- Letter from the President
All AAP members are committed to children, families, the practice of pediatrics, our Academy and each other. We sometimes, however, have different ideas about what’s important for children and families, what pediatricians need, and which areas of pediatrics require the AAP’s strongest focus. I frequently hear the lament that pediatrics has become divided. In primary care, the change from predominately small individual or group practice to institutional employment has been swift and will continue.
Do we focus our advocacy and leadership on pediatricians who remain in independent practice or help our increasing number of employed pediatricians become leaders in their institutions? Can we do both? Are their interests different? How are they the same?
What is the best way to help pediatricians in practice, anyway? Is it to defend them and fight off change? Or is it to lead them toward change and provide them with the tools to make this transition successfully?
Furthermore, general pediatrics itself has become split between community practice and in-patient hospital medicine. The “compleat pediatrician” that was the model 30 years ago is disappearing. What about our many subspecialists and their interests?
And while we have many fantastic Section on Medical Students, Residents and Fellowship Trainees and early career members actively involved and leading us into the future, there is a silent majority of young pediatricians out there with whom we need to better engage.

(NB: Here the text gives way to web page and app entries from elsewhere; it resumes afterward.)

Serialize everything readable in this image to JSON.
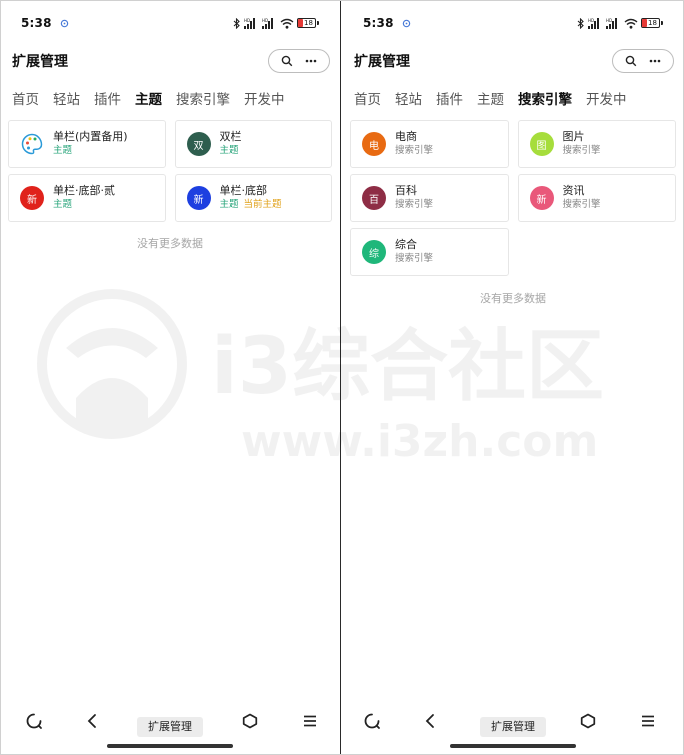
{
  "status_bar": {
    "time": "5:38",
    "battery": "18"
  },
  "app": {
    "title": "扩展管理"
  },
  "tabs": [
    "首页",
    "轻站",
    "插件",
    "主题",
    "搜索引擎",
    "开发中"
  ],
  "left_panel": {
    "active_tab": "主题",
    "cards": [
      {
        "name": "单栏(内置备用)",
        "sub": "主题",
        "icon": "palette-icon",
        "badge": ""
      },
      {
        "name": "双栏",
        "sub": "主题",
        "icon": "letter-badge",
        "badge": "双",
        "color": "#2e5e4e"
      },
      {
        "name": "单栏·底部·贰",
        "sub": "主题",
        "icon": "letter-badge",
        "badge": "新",
        "color": "#e0221b"
      },
      {
        "name": "单栏·底部",
        "sub": "主题",
        "current": "当前主题",
        "icon": "letter-badge",
        "badge": "新",
        "color": "#1d3fe0"
      }
    ],
    "no_more": "没有更多数据"
  },
  "right_panel": {
    "active_tab": "搜索引擎",
    "cards": [
      {
        "name": "电商",
        "sub": "搜索引擎",
        "badge": "电",
        "color": "#e86a12"
      },
      {
        "name": "图片",
        "sub": "搜索引擎",
        "badge": "图",
        "color": "#a6dd3c"
      },
      {
        "name": "百科",
        "sub": "搜索引擎",
        "badge": "百",
        "color": "#8e2d45"
      },
      {
        "name": "资讯",
        "sub": "搜索引擎",
        "badge": "新",
        "color": "#e9587a"
      },
      {
        "name": "综合",
        "sub": "搜索引擎",
        "badge": "综",
        "color": "#1fb77a"
      }
    ],
    "no_more": "没有更多数据"
  },
  "navbar": {
    "label": "扩展管理"
  },
  "watermark": {
    "text": "i3综合社区",
    "url": "www.i3zh.com"
  }
}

The sky is not falling. The AAP has more members than ever. We’re the most trusted and respected professional physicians group in our country, and the breadth and depth of our actions and reach are extraordinary. Wherever I go to represent pediatricians and the AAP, I feel the admiration we engender. Even the occasional criticism of our actions occurs because the world and our members expect us to be the most ethical, concerned and caring community of professionals.
No, the sky is not falling, but the ground beneath us is shifting. In the end, I know we have many more shared interests than separate ones. As pediatricians, we align on a noble cause — the optimal health and well-being of children and youth. Only together and only united can we effectively move our individual and collective agendas into the future.

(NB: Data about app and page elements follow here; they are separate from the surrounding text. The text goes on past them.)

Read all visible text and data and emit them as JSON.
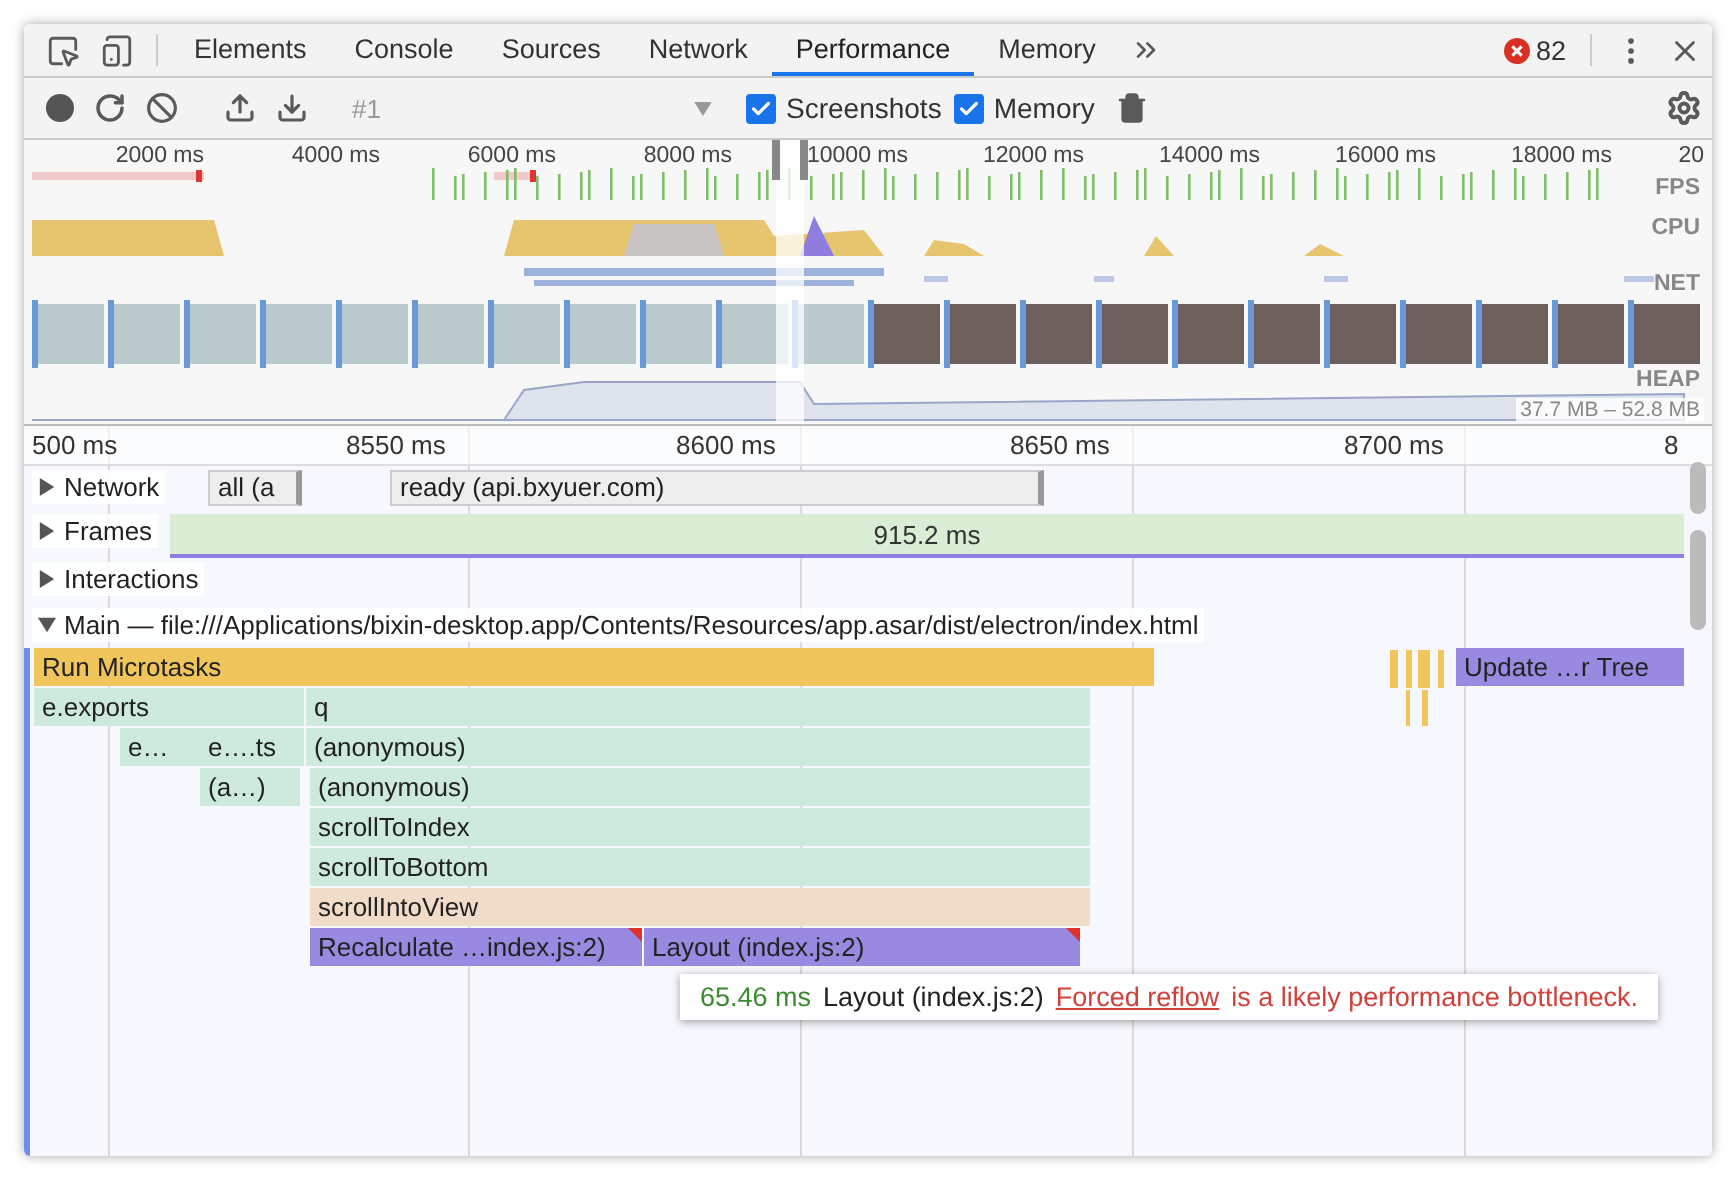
{
  "tabs": [
    {
      "label": "Elements",
      "selected": false
    },
    {
      "label": "Console",
      "selected": false
    },
    {
      "label": "Sources",
      "selected": false
    },
    {
      "label": "Network",
      "selected": false
    },
    {
      "label": "Performance",
      "selected": true
    },
    {
      "label": "Memory",
      "selected": false
    }
  ],
  "error_count": "82",
  "toolbar": {
    "recording": "#1",
    "checkboxes": [
      {
        "label": "Screenshots",
        "checked": true
      },
      {
        "label": "Memory",
        "checked": true
      }
    ]
  },
  "overview": {
    "time_labels": [
      "2000 ms",
      "4000 ms",
      "6000 ms",
      "8000 ms",
      "10000 ms",
      "12000 ms",
      "14000 ms",
      "16000 ms",
      "18000 ms",
      "20"
    ],
    "lanes": [
      "FPS",
      "CPU",
      "NET",
      "HEAP"
    ],
    "heap_range": "37.7 MB – 52.8 MB"
  },
  "timeline": {
    "time_labels": [
      "500 ms",
      "8550 ms",
      "8600 ms",
      "8650 ms",
      "8700 ms",
      "8"
    ]
  },
  "tracks": [
    {
      "name": "Network",
      "expanded": false,
      "items": [
        "all (a",
        "ready (api.bxyuer.com)"
      ]
    },
    {
      "name": "Frames",
      "expanded": false,
      "items": [
        "915.2 ms"
      ]
    },
    {
      "name": "Interactions",
      "expanded": false
    },
    {
      "name": "Main — file:///Applications/bixin-desktop.app/Contents/Resources/app.asar/dist/electron/index.html",
      "expanded": true
    }
  ],
  "flame": [
    [
      {
        "label": "Run Microtasks",
        "kind": "task",
        "warning": false
      },
      {
        "label": "Update …r Tree",
        "kind": "rendering",
        "warning": false
      }
    ],
    [
      {
        "label": "e.exports",
        "kind": "script",
        "warning": false
      },
      {
        "label": "q",
        "kind": "script",
        "warning": false
      }
    ],
    [
      {
        "label": "e…",
        "kind": "script",
        "warning": false
      },
      {
        "label": "e….ts",
        "kind": "script",
        "warning": false
      },
      {
        "label": "(anonymous)",
        "kind": "script",
        "warning": false
      }
    ],
    [
      {
        "label": "(a…)",
        "kind": "script",
        "warning": false
      },
      {
        "label": "(anonymous)",
        "kind": "script",
        "warning": false
      }
    ],
    [
      {
        "label": "scrollToIndex",
        "kind": "script",
        "warning": false
      }
    ],
    [
      {
        "label": "scrollToBottom",
        "kind": "script",
        "warning": false
      }
    ],
    [
      {
        "label": "scrollIntoView",
        "kind": "other",
        "warning": false
      }
    ],
    [
      {
        "label": "Recalculate …index.js:2)",
        "kind": "rendering",
        "warning": true
      },
      {
        "label": "Layout (index.js:2)",
        "kind": "rendering",
        "warning": true
      }
    ]
  ],
  "tooltip": {
    "duration": "65.46 ms",
    "label": "Layout (index.js:2)",
    "link": "Forced reflow",
    "message": "is a likely performance bottleneck."
  }
}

Our annual National Conference & Exhibition last October in Washington, D.C., was a shining example of how united we really are. There, thousands of pediatricians — generalists and subspecialists, community pediatricians and hospitalists, young pediatricians and seniors, pediatricians of varied racial and ethnic backgrounds, and those from every part of the rainbow flag — came together to learn, share and make a difference. At the close of the conference, many of us stood in front of the U.S. Capitol to raise our voices in support of children and families and to encourage our elected senators and representatives in their efforts to help children. It was thrilling to be part of such a celebration of pediatrics!
E pluribus unum is the motto that appears in the mouth of the eagle on the Great Seal of the United States. It originally represented the different colonies joining together to fight tyranny and give birth to the United States; but over the years, it came to represent the many different people who came to this country (from many different places and under varying circumstances, including slavery) joining together in the melting pot that is the United States.
Recent events at home and abroad have made many of us more committed than ever to diversity and the idea that diverse citizens coming together is what our great country stands for. I promise, with your help, to make this the watchword of our great organization as well. The diversity that appears to divide us in actuality is our strength!
E pluribus unum: out of many, one.